Britain said on Tuesday it will sign a cooperation pact with the European Union in financial services, the latest sign of a thaw in relations since Brexit.
The memorandum of understanding on regulatory cooperation was part of Britain’s Brexit deal but put on ice due to clashes with Brussels over trading arrangements in Northern Ireland, which have now been resolved.
UK Finance Minister Jeremy Hunt, in Brussels on Tuesday to meet with European Commission officials, said UK and EU financial markets are deeply interconnected and that building a constructive, voluntary relationship is of mutual benefit to both sides.
“This agreement with our European partners as sovereign equals builds on our arrangements with the U.S., Japan and Singapore, helping to support the sector’s role as a global financial services hub,” Hunt said in a statement.

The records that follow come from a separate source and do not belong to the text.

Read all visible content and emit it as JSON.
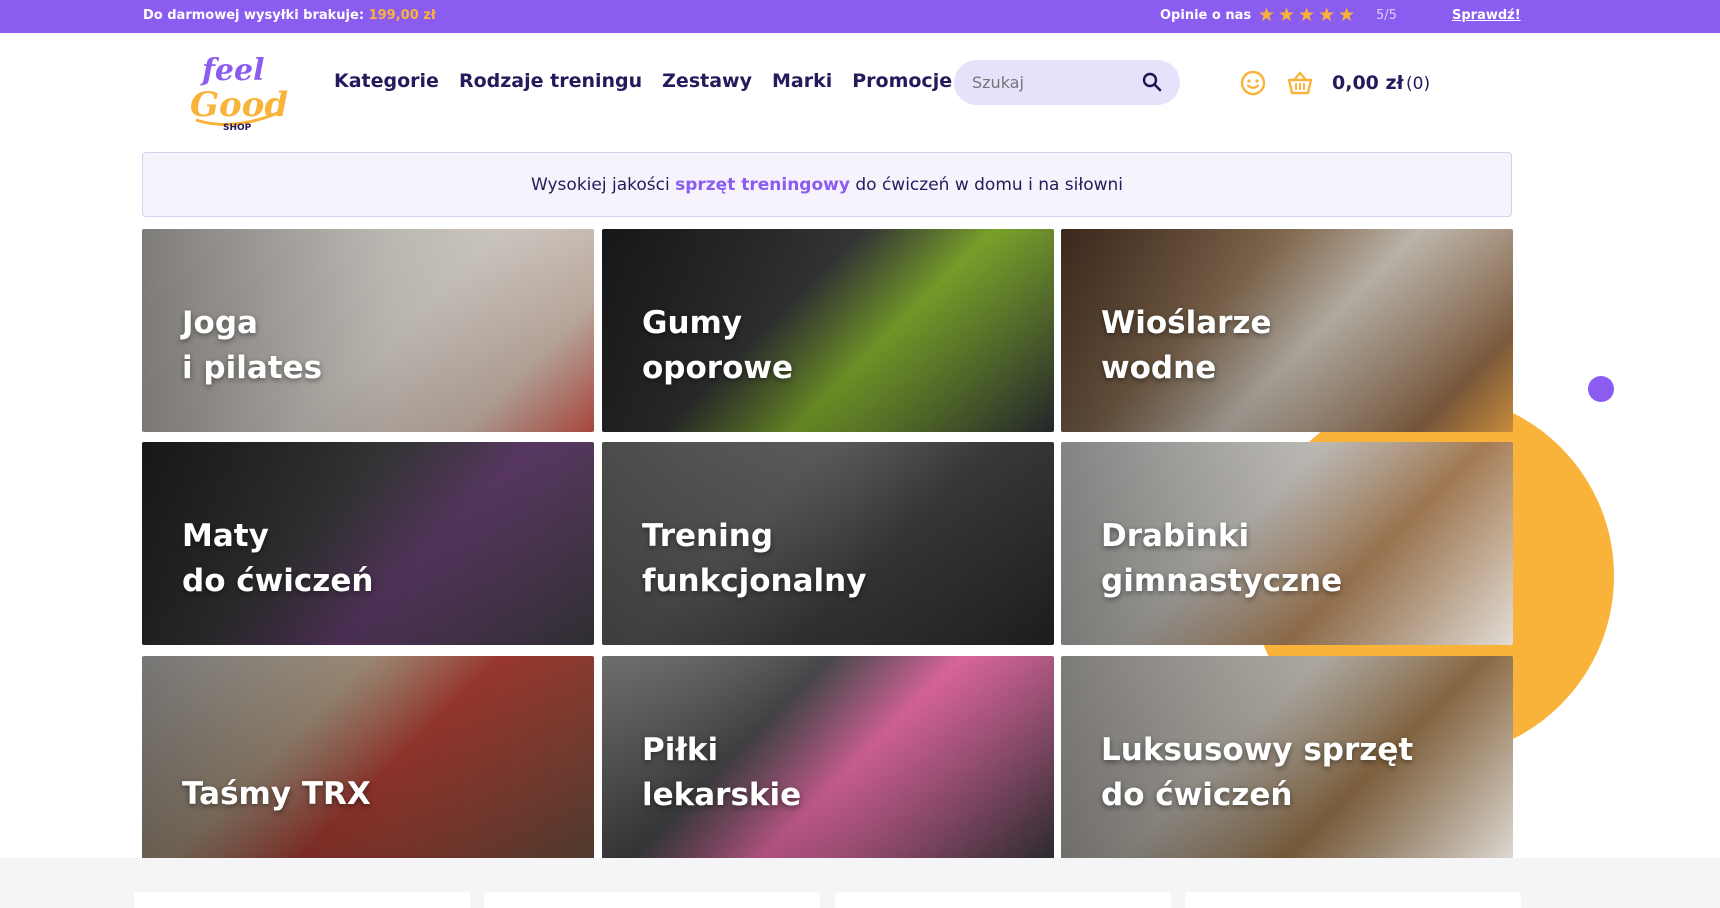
{
  "topbar": {
    "shipping_prefix": "Do darmowej wysyłki brakuje:",
    "shipping_amount": "199,00 zł",
    "reviews_label": "Opinie o nas",
    "stars": "★★★★★",
    "score": "5/5",
    "check_link": "Sprawdź!"
  },
  "logo": {
    "line1": "feel",
    "line2": "Good",
    "line3": "SHOP"
  },
  "nav": {
    "items": [
      "Kategorie",
      "Rodzaje treningu",
      "Zestawy",
      "Marki",
      "Promocje"
    ]
  },
  "search": {
    "placeholder": "Szukaj"
  },
  "cart": {
    "total": "0,00 zł",
    "count": "(0)"
  },
  "banner": {
    "before": "Wysokiej jakości",
    "highlight": "sprzęt treningowy",
    "after": "do ćwiczeń w domu i na siłowni"
  },
  "tiles": [
    {
      "line1": "Joga",
      "line2": "i pilates"
    },
    {
      "line1": "Gumy",
      "line2": "oporowe"
    },
    {
      "line1": "Wioślarze",
      "line2": "wodne"
    },
    {
      "line1": "Maty",
      "line2": "do ćwiczeń"
    },
    {
      "line1": "Trening",
      "line2": "funkcjonalny"
    },
    {
      "line1": "Drabinki",
      "line2": "gimnastyczne"
    },
    {
      "line1": "Taśmy TRX",
      "line2": ""
    },
    {
      "line1": "Piłki",
      "line2": "lekarskie"
    },
    {
      "line1": "Luksusowy sprzęt",
      "line2": "do ćwiczeń"
    }
  ],
  "colors": {
    "brand_purple": "#8b5cf0",
    "brand_orange": "#f9b33a",
    "text_navy": "#241a5c"
  }
}
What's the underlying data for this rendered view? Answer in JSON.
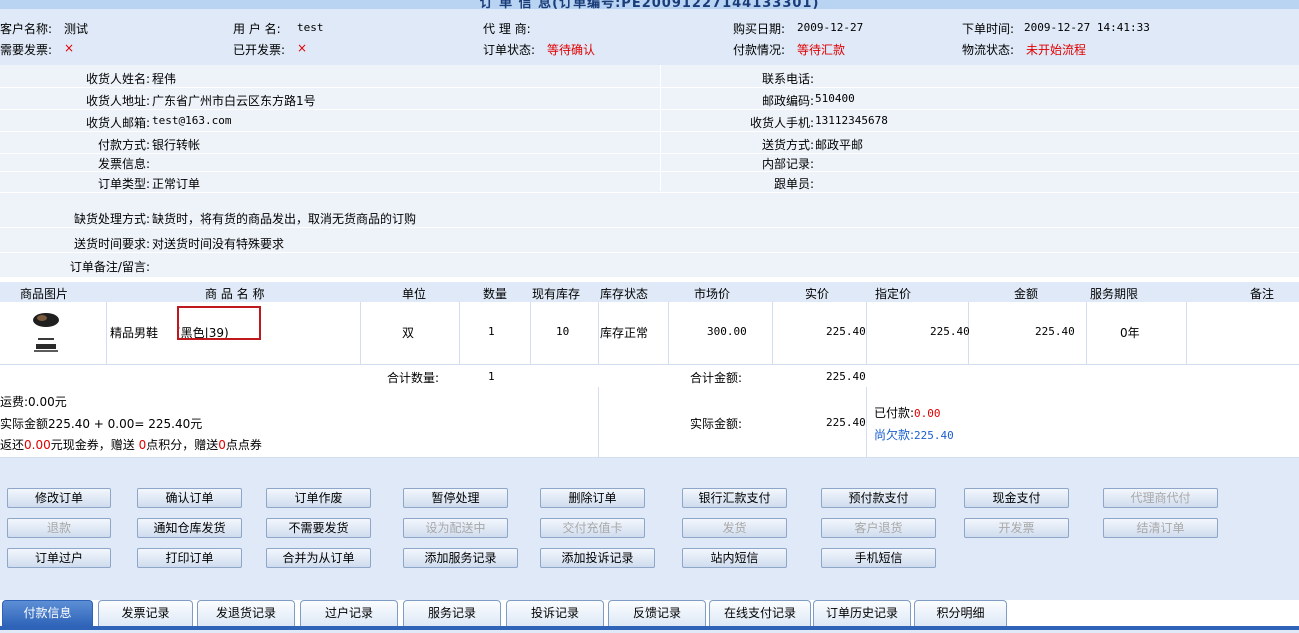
{
  "title": "订 单 信 息(订单编号:PE20091227144133301)",
  "header": {
    "customer_label": "客户名称:",
    "customer_value": "测试",
    "username_label": "用 户 名:",
    "username_value": "test",
    "agent_label": "代 理 商:",
    "agent_value": "",
    "buy_date_label": "购买日期:",
    "buy_date_value": "2009-12-27",
    "order_time_label": "下单时间:",
    "order_time_value": "2009-12-27 14:41:33",
    "need_invoice_label": "需要发票:",
    "need_invoice_value": "×",
    "invoiced_label": "已开发票:",
    "invoiced_value": "×",
    "order_status_label": "订单状态:",
    "order_status_value": "等待确认",
    "payment_label": "付款情况:",
    "payment_value": "等待汇款",
    "logistics_label": "物流状态:",
    "logistics_value": "未开始流程"
  },
  "details": {
    "rows": [
      {
        "label": "收货人姓名:",
        "value": "程伟",
        "label2": "联系电话:",
        "value2": ""
      },
      {
        "label": "收货人地址:",
        "value": "广东省广州市白云区东方路1号",
        "label2": "邮政编码:",
        "value2": "510400"
      },
      {
        "label": "收货人邮箱:",
        "value": "test@163.com",
        "label2": "收货人手机:",
        "value2": "13112345678"
      },
      {
        "label": "付款方式:",
        "value": "银行转帐",
        "label2": "送货方式:",
        "value2": "邮政平邮"
      },
      {
        "label": "发票信息:",
        "value": "",
        "label2": "内部记录:",
        "value2": ""
      },
      {
        "label": "订单类型:",
        "value": "正常订单",
        "label2": "跟单员:",
        "value2": ""
      },
      {
        "label": "缺货处理方式:",
        "value": "缺货时，将有货的商品发出，取消无货商品的订购"
      },
      {
        "label": "送货时间要求:",
        "value": "对送货时间没有特殊要求"
      },
      {
        "label": "订单备注/留言:",
        "value": ""
      }
    ]
  },
  "table": {
    "headers": [
      "商品图片",
      "商 品 名 称",
      "单位",
      "数量",
      "现有库存",
      "库存状态",
      "市场价",
      "实价",
      "指定价",
      "金额",
      "服务期限",
      "备注"
    ],
    "item": {
      "name": "精品男鞋",
      "spec": "(黑色|39)",
      "unit": "双",
      "qty": "1",
      "stock": "10",
      "stock_status": "库存正常",
      "market_price": "300.00",
      "real_price": "225.40",
      "set_price": "225.40",
      "amount": "225.40",
      "service": "0年",
      "note": ""
    },
    "total_qty_label": "合计数量:",
    "total_qty": "1",
    "total_amount_label": "合计金额:",
    "total_amount": "225.40"
  },
  "summary": {
    "freight": "运费:0.00元",
    "actual_formula": "实际金额225.40 + 0.00= 225.40元",
    "rebate_prefix": "返还",
    "rebate_amount": "0.00",
    "rebate_mid": "元现金券，赠送 ",
    "points": "0",
    "points_mid": "点积分，赠送",
    "dianquan": "0",
    "dianquan_suffix": "点点券",
    "actual_label": "实际金额:",
    "actual_value": "225.40",
    "paid_label": "已付款:",
    "paid_value": "0.00",
    "owed_label": "尚欠款:",
    "owed_value": "225.40"
  },
  "buttons": {
    "row1": [
      "修改订单",
      "确认订单",
      "订单作废",
      "暂停处理",
      "删除订单",
      "银行汇款支付",
      "预付款支付",
      "现金支付",
      "代理商代付"
    ],
    "row2": [
      "退款",
      "通知仓库发货",
      "不需要发货",
      "设为配送中",
      "交付充值卡",
      "发货",
      "客户退货",
      "开发票",
      "结清订单"
    ],
    "row3": [
      "订单过户",
      "打印订单",
      "合并为从订单",
      "添加服务记录",
      "添加投诉记录",
      "站内短信",
      "手机短信"
    ]
  },
  "tabs": [
    "付款信息",
    "发票记录",
    "发退货记录",
    "过户记录",
    "服务记录",
    "投诉记录",
    "反馈记录",
    "在线支付记录",
    "订单历史记录",
    "积分明细"
  ]
}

The MoU sets up a forum of treasury, commission and regulatory officials that will meet about twice a year, similar to what the EU already has with the United States.
After Britain’s financial sector lost unfettered access to the bloc due to Brexit, Brussels has made it clear the MoU won’t be a forum for negotiating better access for UK financial services.
To deepen its capital market post Brexit, the EU is approving a law that would require banks in the bloc to shift clearing of euro derivatives from London to centres like Frankfurt.
Separately on Tuesday, the bloc agreed on new rules to toughen requirements on branches of banks from Britain and other countries headquartered outside the EU.
After Brexit, London was overtaken by Amsterdam as Europe’s top share trading location as trading in euro-denominated shares shifted from the UK to the bloc, prompting Britain to reform its rules in a bid to bolster London’s role as a global financial centre.
(Reporting by Huw Jones, editing by Iain Withers and Louise Heavens)